Firstly we need to be acknowledged by the present MoE as active partners in our own future and knowledge building (letting educators help select the foundation members of EDUCANZ might be a good start...just saying :-). As Keri Facer stated "the future is not something that is done to us, but an ongoing process in which we can intervene" - please let us all intervene...we are more than capable of doing so. If there is one thing (more like a few things) I could say face to face to Minister Parata, it is this. Be warm but demanding! We have the technical infrastructure (or at least we soon will have that) and for that we are incredibly grateful. I can only look forward to promising developments such as Network for Learning evolving in to an even richer platform and portal (please get ESAA working and mash up a solid range of pre-provisioned SMSs and LMSs for all schools to easily engage with...just a suggestion). We have phenomenal educators - yes some are better than others (just like our learners..we vary), but with the right support we can all fly. We have spectacular students - I actually wish you would stop labeling them so bluntly - your term 'priority' is potentially problematic. I am sorry, but for me, ALL students are my priority learners. I know we have a tail that desperately needs addressing, I am just not convinced that label actually helps. We have a stunning curriculum - don't waste resources and time on changing it...just yet. It is slim, it is creative, it is both freeing and just constraining enough. I adore the NZC from front to back and front again. So you if could just leave it be (for now) that would be ace. Yes, please have high standards for us as we have (and you want us to have) for our learners, and if you must, measure results, but just don't publish them. Use achievement data as you would have us use achievement data, for identifying teachers (who are learners too), school and geographical areas that need your resourcing and support. In publishing that achievement data, all you are doing is creating shame, and you know as we do that shame only does harm. It creates resentment, it creates loss of face, it eats away at confidence and knocks the very communities you claim you want to support and rebuild. This doesn't mean we want you to be soft, quite the opposite - we need you to be firm. Firm, warm and supportive. What we need for all educators and all schools, whether they are struggling or 'successful' (and achingly traditional) is recognition, celebration (The Festival of Education was a good start) but more than anything we need resourcing so WE receive the education WE need as well.
Demand high standards.
Demand excellent outcomes.
But mostly, provide generous amounts of ongoing professional learning and support. Provide support that is as relevant and authentic as the education we must provide for our learners.
Where and when will we make the change?
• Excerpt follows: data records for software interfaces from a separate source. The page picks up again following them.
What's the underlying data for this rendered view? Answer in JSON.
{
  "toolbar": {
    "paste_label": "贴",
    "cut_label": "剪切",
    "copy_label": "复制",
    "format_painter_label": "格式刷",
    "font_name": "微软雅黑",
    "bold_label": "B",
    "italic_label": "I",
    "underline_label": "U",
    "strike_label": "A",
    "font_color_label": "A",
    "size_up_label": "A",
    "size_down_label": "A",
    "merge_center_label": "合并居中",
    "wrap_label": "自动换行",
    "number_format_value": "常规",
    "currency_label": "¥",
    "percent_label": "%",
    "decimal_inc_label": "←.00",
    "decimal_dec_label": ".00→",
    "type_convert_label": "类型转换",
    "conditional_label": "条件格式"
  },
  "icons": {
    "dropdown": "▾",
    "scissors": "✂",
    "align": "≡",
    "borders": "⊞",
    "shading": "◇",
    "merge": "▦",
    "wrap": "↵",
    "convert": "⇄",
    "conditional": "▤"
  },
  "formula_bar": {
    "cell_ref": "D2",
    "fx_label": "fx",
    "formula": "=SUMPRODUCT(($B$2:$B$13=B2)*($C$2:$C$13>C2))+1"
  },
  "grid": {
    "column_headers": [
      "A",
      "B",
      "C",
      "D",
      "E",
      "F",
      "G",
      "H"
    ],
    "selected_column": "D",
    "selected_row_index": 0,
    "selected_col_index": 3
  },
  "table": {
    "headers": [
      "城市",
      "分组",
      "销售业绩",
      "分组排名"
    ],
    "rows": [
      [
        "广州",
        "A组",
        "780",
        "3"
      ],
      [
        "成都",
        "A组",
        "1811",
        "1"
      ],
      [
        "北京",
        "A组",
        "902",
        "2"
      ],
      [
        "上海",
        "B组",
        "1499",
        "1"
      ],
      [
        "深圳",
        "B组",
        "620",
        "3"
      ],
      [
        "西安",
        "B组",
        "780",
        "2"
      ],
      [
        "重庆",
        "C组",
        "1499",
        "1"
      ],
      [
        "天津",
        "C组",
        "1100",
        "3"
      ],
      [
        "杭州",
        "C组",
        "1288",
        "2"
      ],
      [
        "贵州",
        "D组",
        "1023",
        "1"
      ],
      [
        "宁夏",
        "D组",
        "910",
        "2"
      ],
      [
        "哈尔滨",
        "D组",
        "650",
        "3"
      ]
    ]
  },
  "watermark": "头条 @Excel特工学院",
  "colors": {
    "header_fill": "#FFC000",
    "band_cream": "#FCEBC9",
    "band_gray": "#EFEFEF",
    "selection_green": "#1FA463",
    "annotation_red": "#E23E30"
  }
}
So whilst my last paragraph might have been targeted at those who support us, I would like to end with a call to arms to all educators. All challenges aside, we are actually more than capable of leading positive change ourselves. We need to set aside any perceived barriers, be it our leadership, our school, our socio-economic situation, classroom or class size - the reality is we can all start making changes in what and how we teach our young people. We can begin by supporting one another by sharing our stories, our resources and our strategies. We can create our own networks and support systems, whether they be the teacher next door or teachers on Twitter across the country or globe. Without resorting to singing some Whitney Houston or John Farnham at you, we need to acknowledge that the change actually starts with you - you wanting to change and then actually, quite simply, changing. As Ford once said, "if you think you can, or think you can't, you're probably right". The change can start here and now… …it’s simply a matter of developing a growth mindset.
In lieu of me attempting a power ballad (my colleagues will attest that it wouldn't be a wise idea), I leave you with this...a short poem by Claire "Righteous" Amos. ;-)
The Future of Education
The educational revolution will not be televised.
It will be blogged, tweeted and co-constructed in code.
The future is unknowable.
Change won’t be slowed.
So hurry up, build your own map.
And whatever you do, at least get on the road.